Task goal: Your answer should be every line below that includes the word "Film".

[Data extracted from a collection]
----

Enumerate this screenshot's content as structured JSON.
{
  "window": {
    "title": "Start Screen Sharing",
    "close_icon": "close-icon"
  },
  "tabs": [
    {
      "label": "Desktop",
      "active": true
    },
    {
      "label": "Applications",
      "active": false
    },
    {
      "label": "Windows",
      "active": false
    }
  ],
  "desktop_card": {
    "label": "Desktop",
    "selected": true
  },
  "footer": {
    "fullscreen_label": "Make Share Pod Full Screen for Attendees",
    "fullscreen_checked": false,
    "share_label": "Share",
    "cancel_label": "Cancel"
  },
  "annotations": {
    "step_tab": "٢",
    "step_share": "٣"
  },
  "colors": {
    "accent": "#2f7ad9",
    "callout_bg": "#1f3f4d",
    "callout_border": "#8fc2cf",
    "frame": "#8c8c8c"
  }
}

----

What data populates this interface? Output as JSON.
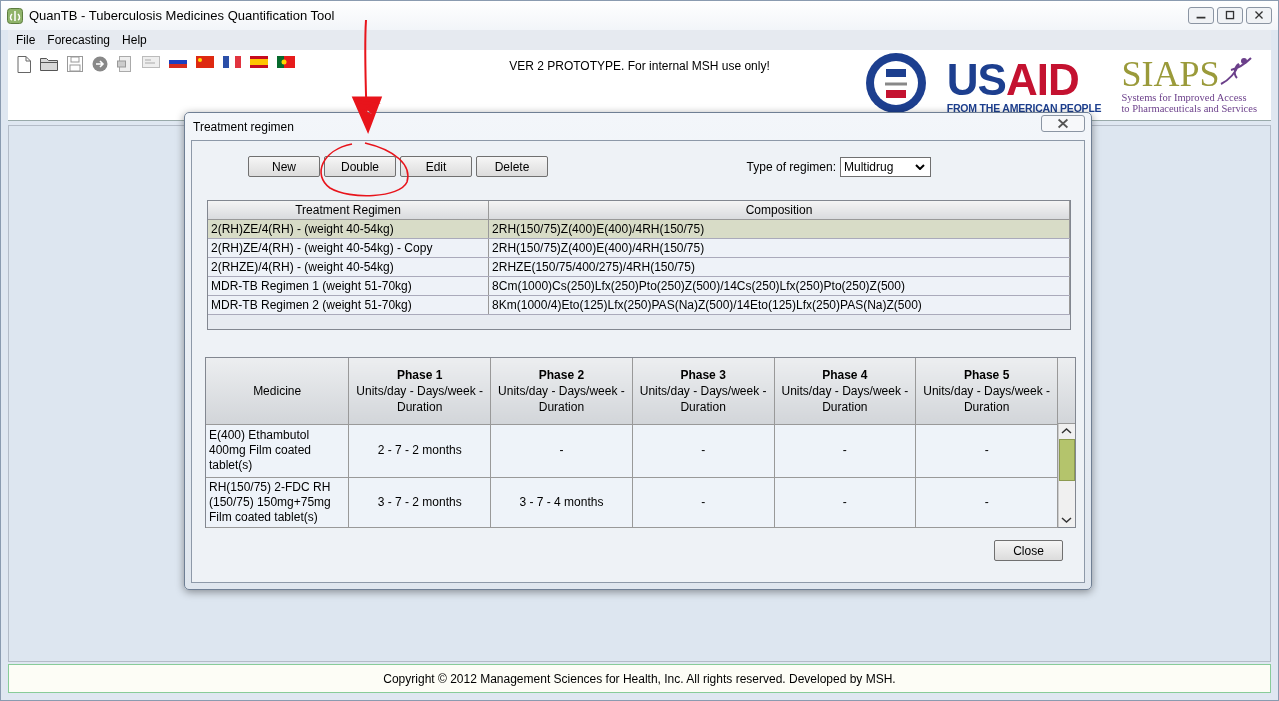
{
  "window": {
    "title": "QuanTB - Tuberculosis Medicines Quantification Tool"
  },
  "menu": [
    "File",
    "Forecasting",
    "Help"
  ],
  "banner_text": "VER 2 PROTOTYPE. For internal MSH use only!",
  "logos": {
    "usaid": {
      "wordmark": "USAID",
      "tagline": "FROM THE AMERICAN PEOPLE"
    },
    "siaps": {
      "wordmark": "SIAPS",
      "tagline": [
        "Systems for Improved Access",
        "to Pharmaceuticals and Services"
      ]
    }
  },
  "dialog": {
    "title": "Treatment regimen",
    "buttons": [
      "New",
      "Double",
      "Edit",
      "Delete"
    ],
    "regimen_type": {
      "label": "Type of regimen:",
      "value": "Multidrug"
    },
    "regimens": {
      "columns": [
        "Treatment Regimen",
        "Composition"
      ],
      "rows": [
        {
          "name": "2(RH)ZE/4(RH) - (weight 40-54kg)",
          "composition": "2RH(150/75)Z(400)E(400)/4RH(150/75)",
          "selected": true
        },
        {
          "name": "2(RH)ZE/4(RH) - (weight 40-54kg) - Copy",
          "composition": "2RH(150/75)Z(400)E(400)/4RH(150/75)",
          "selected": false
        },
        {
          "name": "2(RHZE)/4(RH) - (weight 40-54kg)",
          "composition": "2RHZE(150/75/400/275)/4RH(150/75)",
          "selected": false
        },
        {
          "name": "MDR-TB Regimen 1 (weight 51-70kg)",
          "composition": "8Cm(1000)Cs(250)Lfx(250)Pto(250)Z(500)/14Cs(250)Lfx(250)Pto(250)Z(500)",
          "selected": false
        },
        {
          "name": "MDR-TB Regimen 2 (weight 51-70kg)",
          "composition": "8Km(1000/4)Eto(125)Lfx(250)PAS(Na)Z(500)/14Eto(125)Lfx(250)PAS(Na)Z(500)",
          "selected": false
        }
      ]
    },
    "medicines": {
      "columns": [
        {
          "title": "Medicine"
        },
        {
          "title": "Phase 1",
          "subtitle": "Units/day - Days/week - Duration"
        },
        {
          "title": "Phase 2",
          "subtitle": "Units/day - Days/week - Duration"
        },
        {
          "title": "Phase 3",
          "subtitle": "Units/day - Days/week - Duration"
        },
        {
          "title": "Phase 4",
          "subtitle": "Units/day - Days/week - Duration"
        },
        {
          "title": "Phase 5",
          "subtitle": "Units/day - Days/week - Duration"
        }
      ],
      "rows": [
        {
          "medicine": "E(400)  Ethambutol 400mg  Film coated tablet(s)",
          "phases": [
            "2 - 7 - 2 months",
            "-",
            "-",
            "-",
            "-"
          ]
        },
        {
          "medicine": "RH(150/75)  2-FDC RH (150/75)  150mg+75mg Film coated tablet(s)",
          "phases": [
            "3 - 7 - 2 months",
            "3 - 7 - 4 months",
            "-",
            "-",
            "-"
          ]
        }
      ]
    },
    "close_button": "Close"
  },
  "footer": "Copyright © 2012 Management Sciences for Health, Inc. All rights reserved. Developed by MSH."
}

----

Solution:
          "medicine": "E(400)  Ethambutol 400mg  Film coated tablet(s)",
          "medicine": "RH(150/75)  2-FDC RH (150/75)  150mg+75mg Film coated tablet(s)",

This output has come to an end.